Needmore's Groundwater Permit Application
House Bill 3405, which became effective on June 19, 2015, created a process where landowners operating a well prior to passage of the law, could apply to BSEACD for a production permit for the “maximum production capacity” of the well. On September 19, 2015, Needmore applied to BSEACD for a Temporary Permit and a Regular Permit to produce 289,080,000 gallons of groundwater a year from the Trinity Aquifer. Click here to read the permit applications.
This volume of groundwater is what Needmore determined is the maximum production capacity of the well on the ranch. On October 19, 2015, BSEACD issued Needmore a Temporary Permit for approximately 180,000,000 million gallons a year, maintaining that this was the correct maximum production capacity of the well. To read more about BSEACD's findings, check out BSEACD's website, which has a time line and links to relevant documents related to Needmore's Permit.
BSEACD has recommended converting Needmore's Temporary Permit into a Regular Permit for 289,000,000 gallons a year. Click here to read the proposed permit. However, BSEACD has issued with permit with special conditions requiring Needmore to reduce pumping based on measured drawdown in the monitoring well.
Needmore's request for 289,080,000 gallons of water a year is excessive. It would cover the 5,000 acre ranch in about 2 inches of water. It is enough water for over 39,000 head of cattle at 20 gallons per day per head. This magnitude of withdrawal is equivalent to 792,000 gallons a day, which would provide for 5,280 households assuming a daily average household usage of 150 gallons a day.
The aquifer test conducted by Needmore's hydrogeologist, Wet Rock Groundwater Services (the same hydrogeologist that works for Electro Purification) resulted in fourteen feet of drawdown from a monitoring well 1.95 miles from the well on Needmore Ranch. BSEACD's own modeling predicts that within seven years, pumping from the well on Needmore Ranch will cause 140 feet of drawdown in the Trinity Aquifer as far as two miles from Well D.
Despite the severe impacts this pumping will have on its neighbors, Needmore argued that BSEACD should not be allowed to require Needmore to reduce production. And even more outrageous is that Needmore argued that nearby landowners should not be allowed to protest the permit.

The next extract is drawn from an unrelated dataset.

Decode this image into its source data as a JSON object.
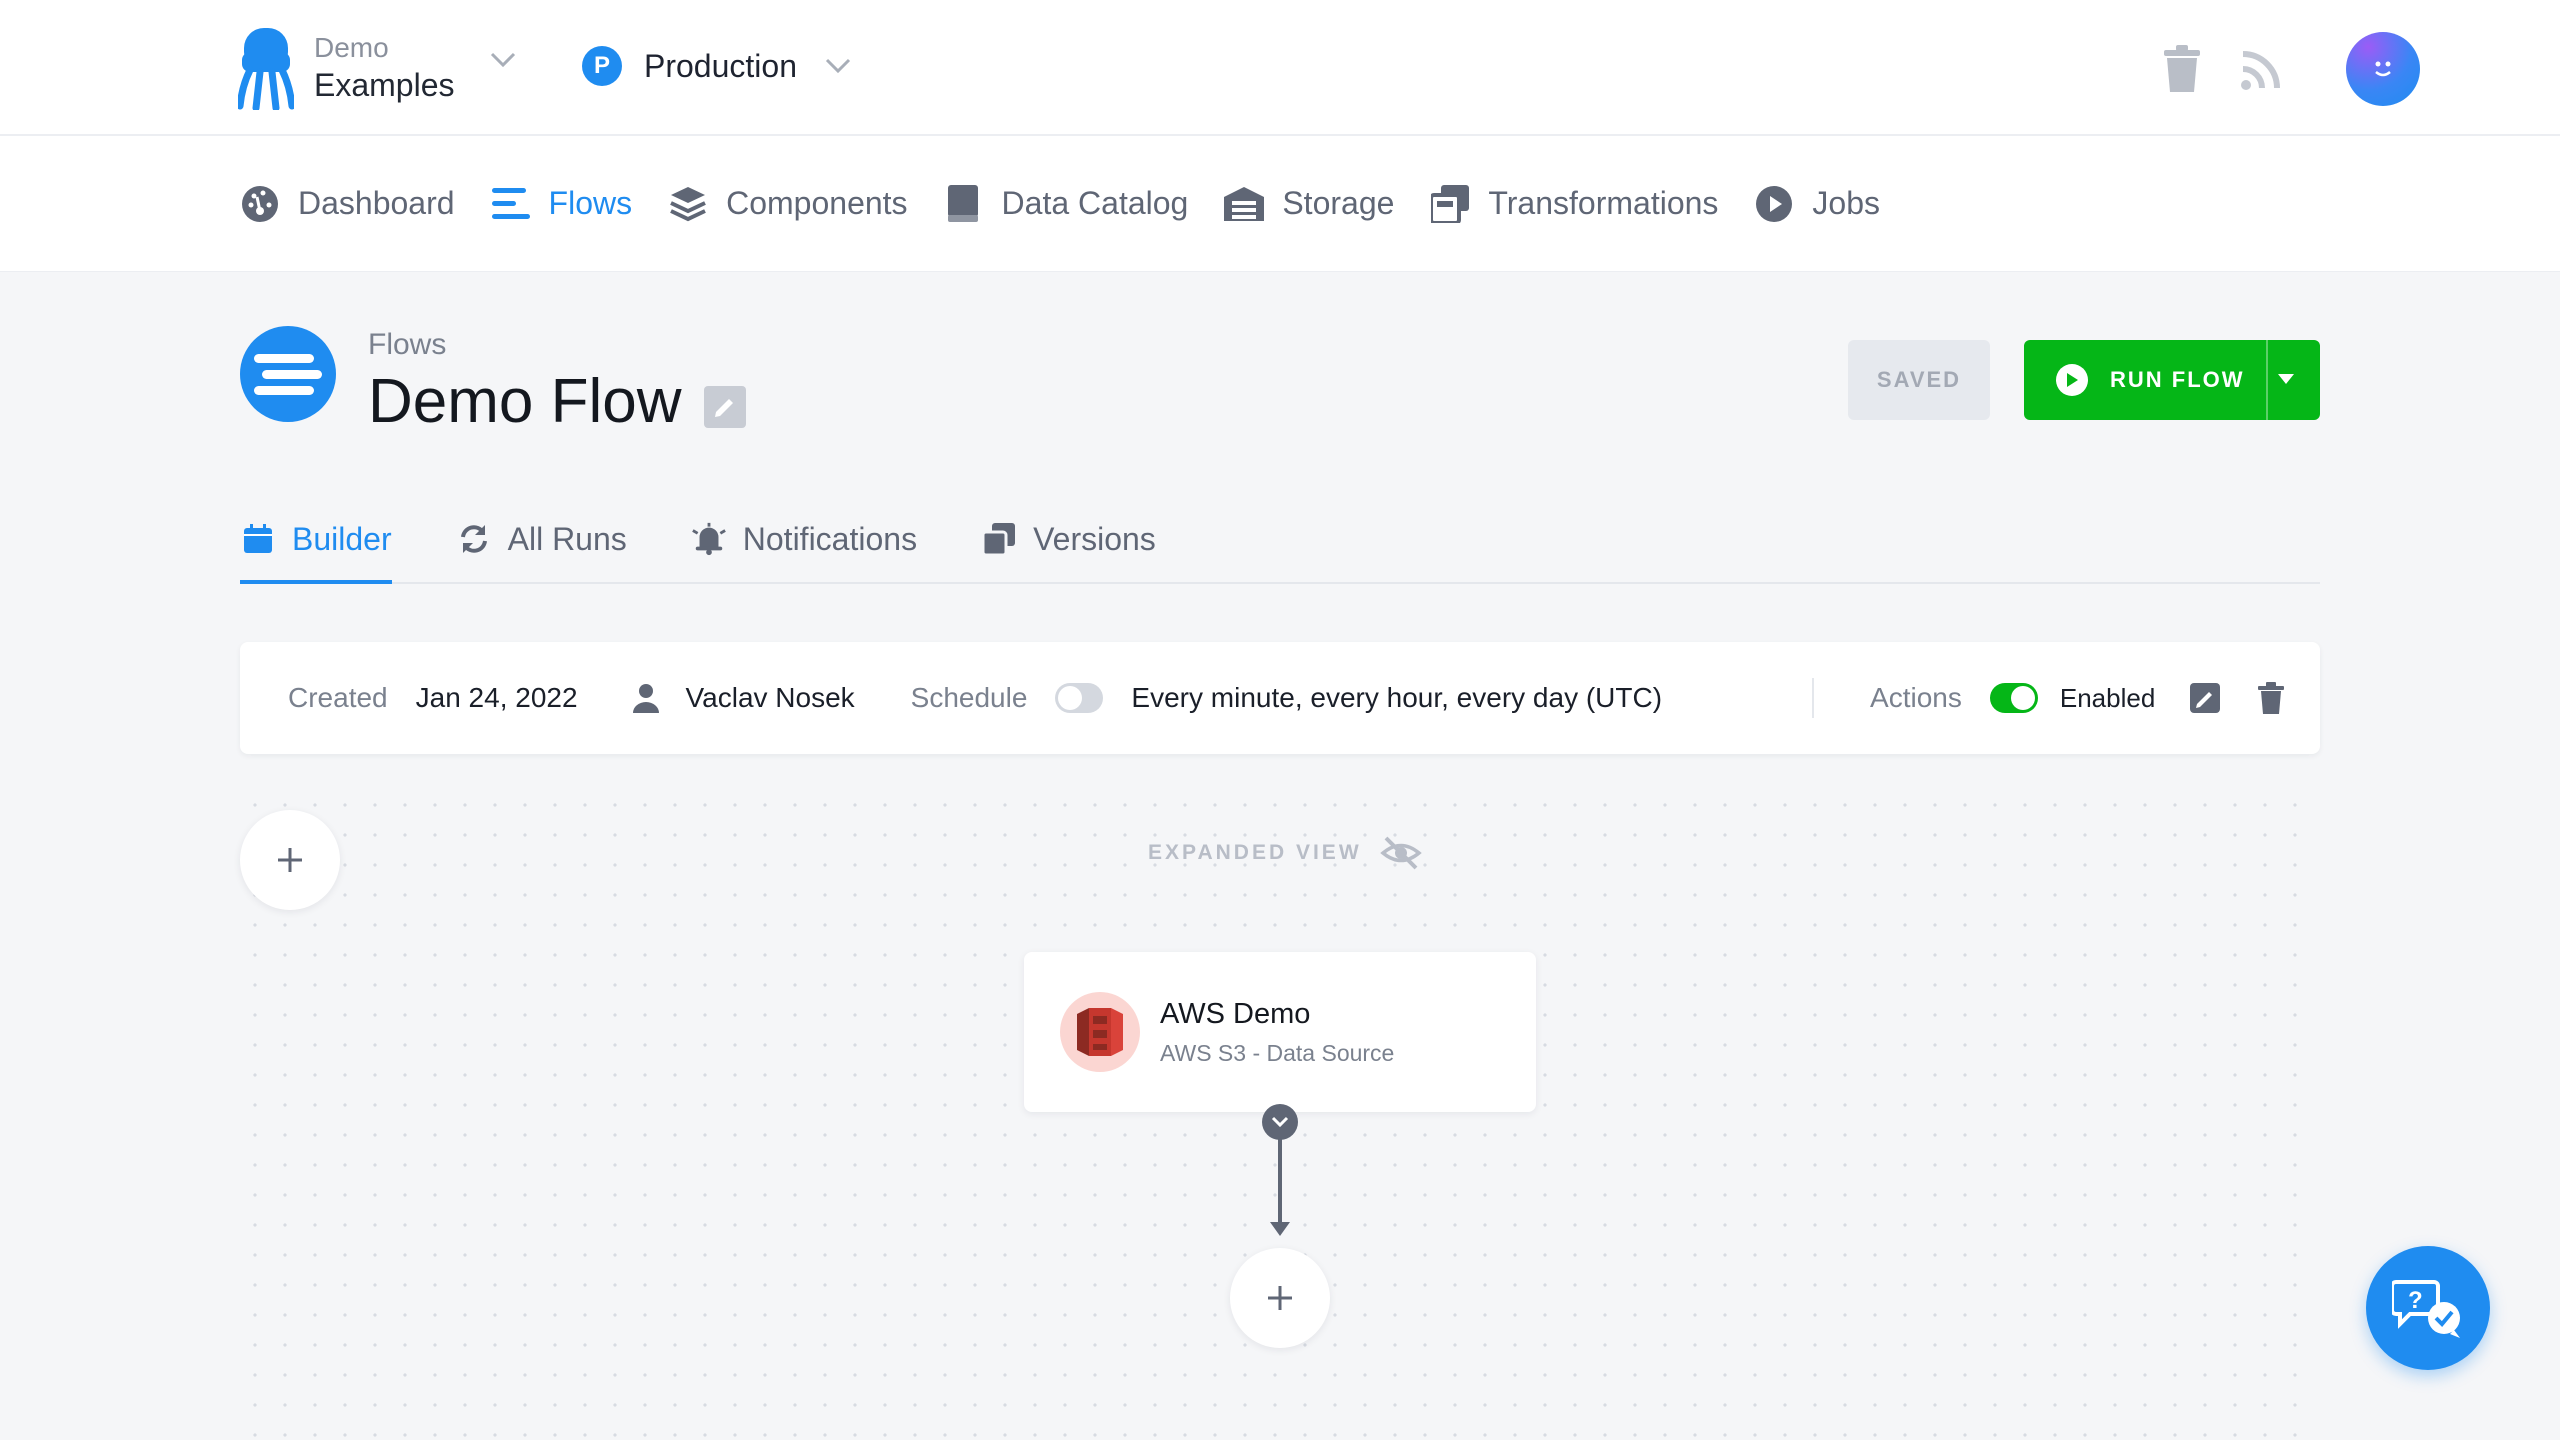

Read more about Needmore's arguments.
On December 19, 2016, TESPA submitted a contested case request to BSEACD protesting Needmore's proposed permit and requested that the case be referred to the State Office of Administrative Hearings (SOAH). BSEACD referred the case to SOAH. In a motion for summary disposition, at the State Office of Administrative Hearings (SOAH), TESPA unsuccessfully argued that Needmore was not eligible to apply for a Temporary Permit under the less stringent evaluation process.
The Final Hearing before the BSEACD Board of Directors is scheduled for July 29, 2019 at 4:00 p.m. City of Buda City Council Chambers Room 1097, 405 E. Loop Street, Building 100, Buda TX 78610.
TESPA will argue at the hearing that the ALJ’s decision was incorrect and that the Board should deny the Regular Permit because Needmore was not eligible to apply for the permit to begin with.
BSEACD will allow for public comments at the beginning of the meeting. Comments will be limited to three minutes, and they may not be repetitive. It is important that the public express opposition to the Board granting the Regular Permit.